We agree that basic implant dentistry is now the realm of the general dental practitioner. Recently, an attempt has been made to address the issue of regulation at a dental school level in Australia. In 2010, a consensus document was created with representatives from all the major dental schools which defined the guidelines for implant education, not only for dental students but for general dental practice as well.2 This was followed up by the publication of key competencies of implant management at the graduate dentist level.3 Such education has already started to be implemented into the dental curriculum with the Melbourne Model dental degree incorporating dental implant treatment planning as part of its curriculum. Guidelines have also been established for those graduate dentists wanting to undertake further training and gain competencies in implant dentistry procedures to facilitate the provision of dental implant treatment options at a general dental practice level.4

Although one would expect postgraduate training in such specialities as oral and maxillofacial surgery, periodontics or prosthodontics to provide adequate training for dental implant management, even these courses or training programmes should undergo a level of clinical governance and audit to maintain standards and quality. We have published such outcomes in late 2009 of the training programme in Victoria.5 Not only do such audits allow assessment of quality but they also have given us valuable feedback allowing implementation of improvements. The programme is scheduled to be re-audited soon.

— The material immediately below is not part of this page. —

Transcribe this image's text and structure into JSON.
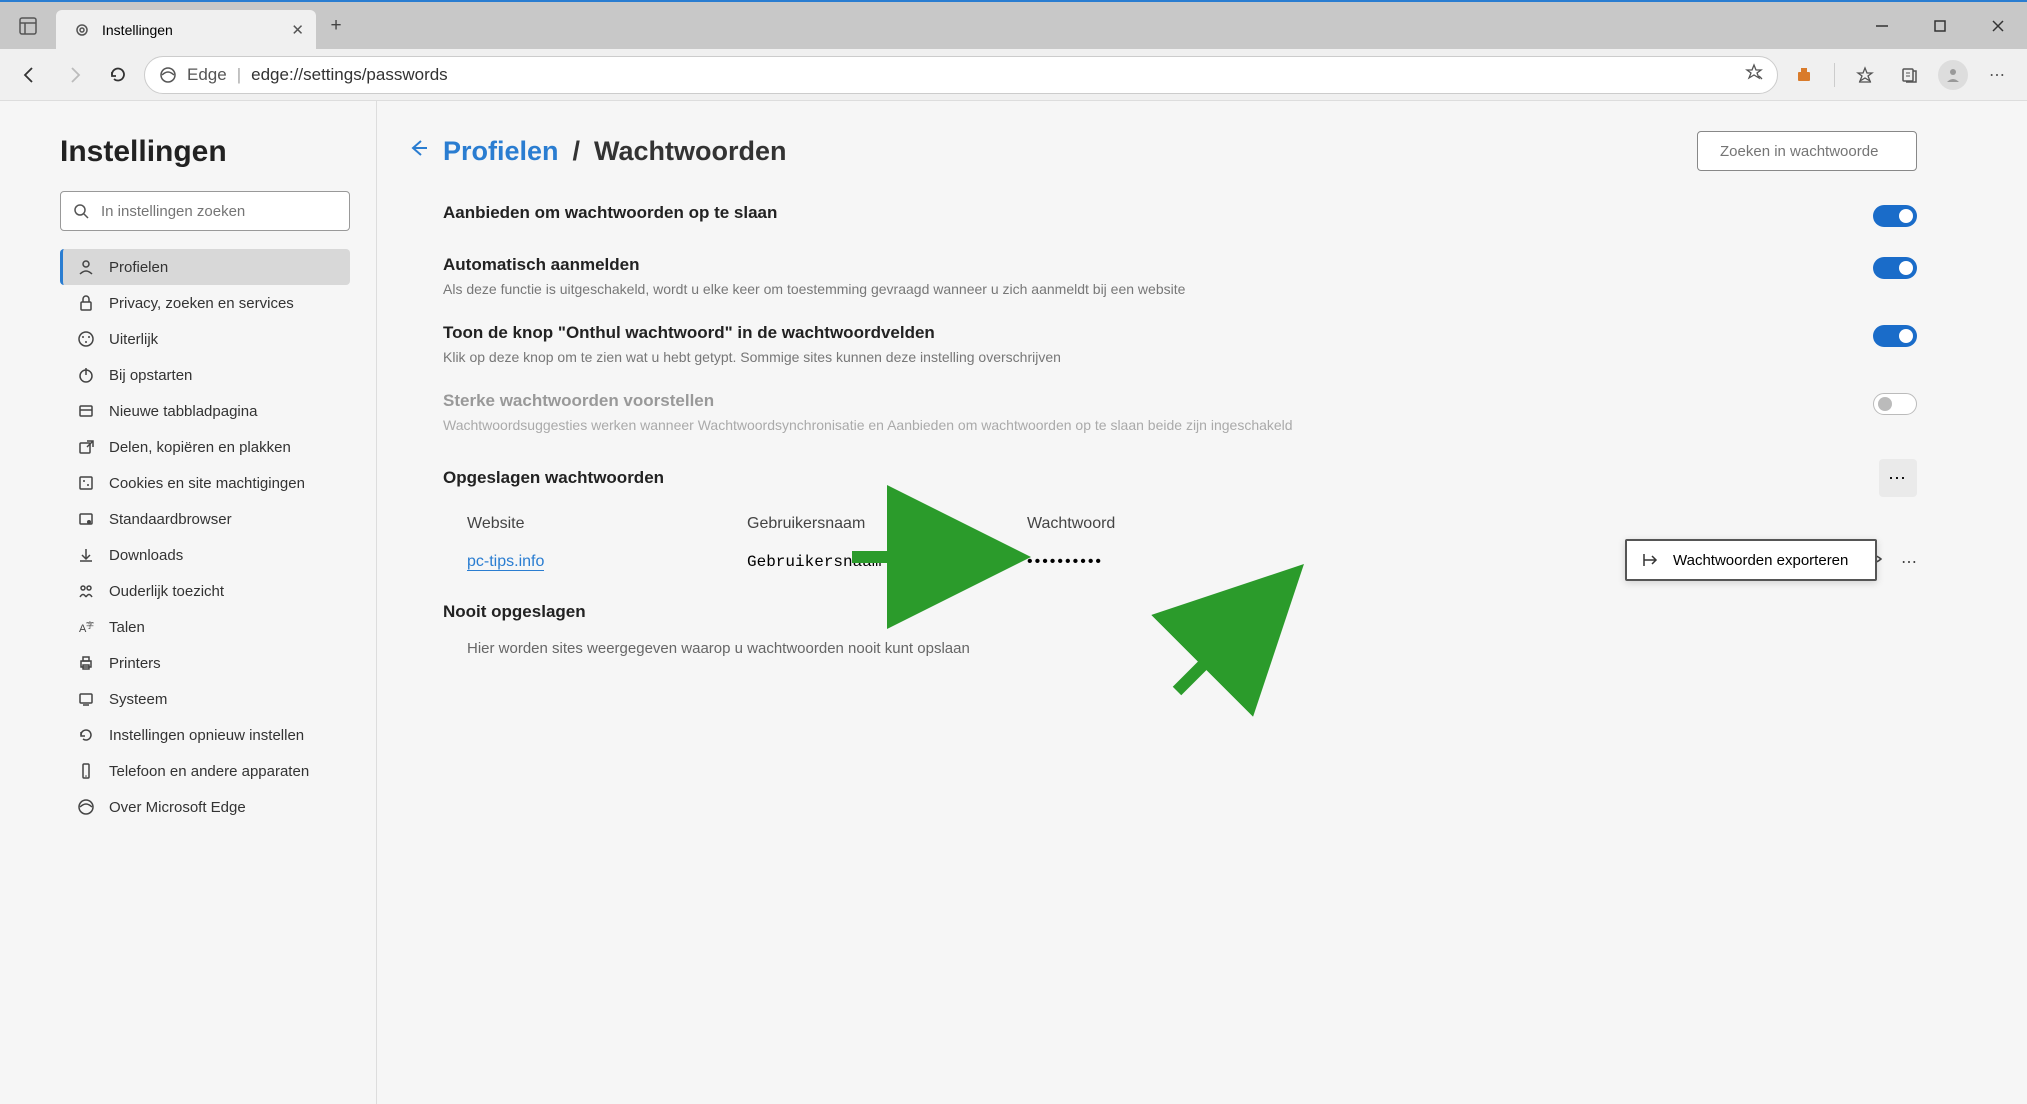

Suboptimal dental care, though, can occur in any country throughout the world. Regulation of standards in implant dentistry will probably aid the quality of treatments performed. Nonetheless, regulation still cannot address the main issue of accountability with dental implant tourism nor can it provide compensation and management of complications for those who have had suboptimal treatment.